First Tuesday Update is our monthly take on current issues in commercial disputes, international arbitration, and judgment enforcement. In October 2018, we previewed Henry Schein Inc. v. Archer and White Sales, and said that the "Supreme Court may provide firm guidance on a routine 'gateway' issue—who decides arbitrability—the court or the arbitrator." The Court unanimously decided the case on January 8, 2019. See 139 S. Ct. 524 (2019) (Kavanaugh, J.). The Court held that there is no "wholly groundless" exception to its decision in First Options of Chicago, Inc. v. Kaplan, 514 U.S. 938 (1995). The Court previously held in First Options that parties may delegate gateway issues to an arbitrator so long as the arbitration agreement does so by "clear and unmistakable evidence." Id. at 944; Henry Schein, Inc., 139 S. Ct. at 530. Before Henry Schein, however, even when a contract delegated gateway issues to an arbitrator, certain Courts of Appeals would still decide arbitrability issues if "the argument for arbitration is wholly groundless." Henry Schein at 529 ("Those courts have reasoned that the 'wholly groundless' exception enables courts to block frivolous attempts to transfer disputes from the court system to arbitration."). In Henry Schein, the Court held that the "wholly groundless" exception was inconsistent with the FAA and the Court's precedent. Id.
Most client alerts and news accounts reported that the Court's Henry Schein decision was clear; the United States is a pro arbitration jurisdiction; and the international arbitration doctrine of kompetenz-kompetenz (an arbitral tribunal's competence to determine its own jurisdiction) is alive and well. Not so fast. The key issue—did the parties actually delegate the gateway issue to an arbitrator—is unclear and now remanded. In Henry Schein, the district court denied a motion to compel arbitration finding that even though the parties had delegated arbitrability, the argument for arbitration was "wholly groundless." The Court of Appeals affirmed. The arbitration provision at issue, however, expressly incorporated the AAA rules, which provide that arbitrators have the power to resolve arbitrability. The provision did not specifically provide that arbitrability is to be determined by an arbitrator. Many commercial contracts are exactly the same—silent on delegation but incorporate tribunal rules that permit an arbitrator to decide its own jurisdiction.
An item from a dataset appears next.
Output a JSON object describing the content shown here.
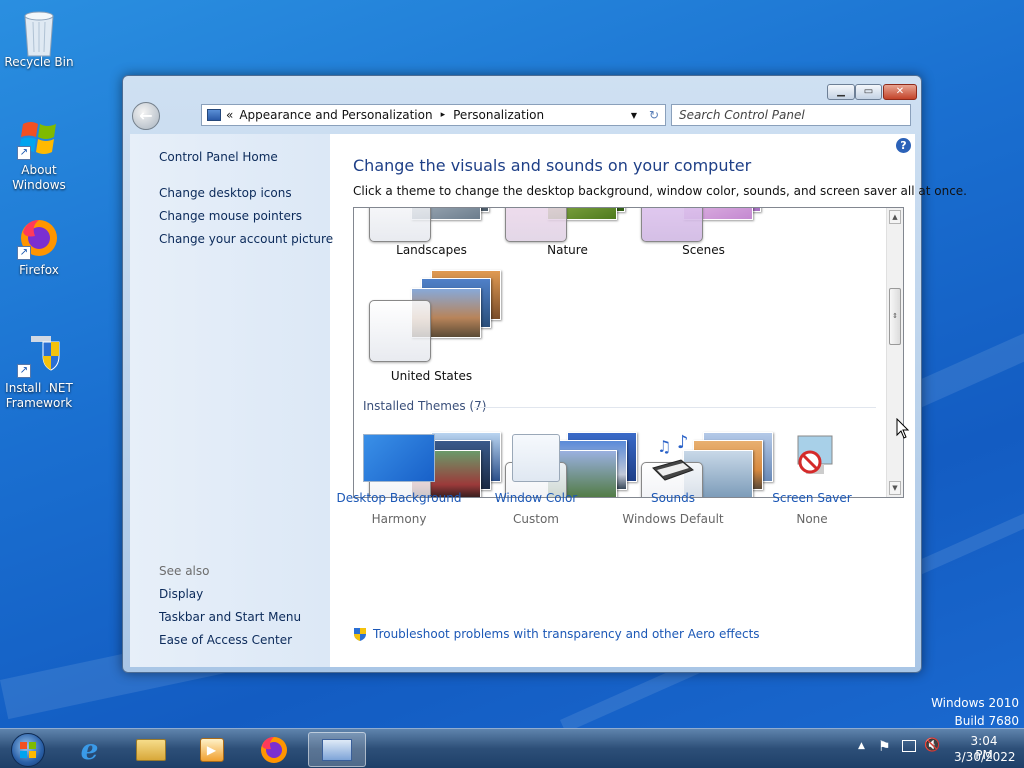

The Supreme Court, however, expressed "no view" about whether incorporating the AAA rules "in fact delegated the arbitrability question to an arbitrator." On remand, the Court of Appeals will determine if the parties "clearly" and "unmistakably" delegated arbitrability to an arbitrator.
Whether incorporating an arbitral body's rules delegates arbitrability to an arbitrator has been extensively debated in the American Law Institute's draft Restatement of the US Law of International Commercial and Investor-State Arbitration, which will be presented to the ALI for final approval in May 2019. The chief reporter of the restatement, Professor George A. Bermann, filed an amicus curiae brief, which may have affected the Court. Professor Bermann wrote in his brief: "Although a majority of courts have found the incorporation of rules containing such a provision [satisfies the delegation test], the ALI's Restatement … has concluded, after extended debate, that these cases were incorrectly decided . . . ." Br. at 2.
Practically, this means that where an arbitration provision "clearly" and "unmistakably" delegates arbitrability to an arbitrator, a court may not act. What remains undecided is whether incorporating a tribunal's rules that authorize an arbitrator to decide his or her jurisdiction is a "clear and unmistakable" delegation. Professor Bermann's amicus curiae brief and the draft Restatement assert that incorporation of a tribunal's rules should not satisfy First Options. The tribunal's rules are merely a kompetenz-kompetenz provision—which to be sure confers jurisdiction on an arbitrator to decide its own competence but, Professor Bermann argues, these clauses do not provide exclusive jurisdiction nor deprive courts of their authority. In sum, the view of the Professor, and the draft Restatement for which he is the chief reporter, is that the provision confers non-exclusive, concurrent jurisdiction with national courts to decide gateway issues.
Our prediction is that Courts of Appeals will follow their own precedents, the majority of which say that incorporating by reference tribunal rules that authorize the arbitrator to decide its jurisdiction is clear an unmistakable evidence of delegation. Ultimately, this issue will come to the Court again and maybe then it will be answered. In the interim, as these First Tuesday Updates have discussed before, commercial parties should draft their arbitration provisions deliberately and make clear what they do and do not want. Courts will enforce clear provisions.
 See Restatement (Third) US Law of Int'l Comm. Arb. § 2-8 TD No 4 (2015) ("In theory, parties can make such a clear and unmistakable agreement by incorporating by reference in their arbitration agreement arbitration rules that include language sufficient to foreclose judicial consideration of certain defenses to enforcement of the agreement. Many institutional arbitration rules give the arbitral tribunal the authority to rule on such defenses to enforcement, and specify that the tribunal's award is final and binding. These rules, however, do not expressly give the tribunal exclusive authority over these issues.")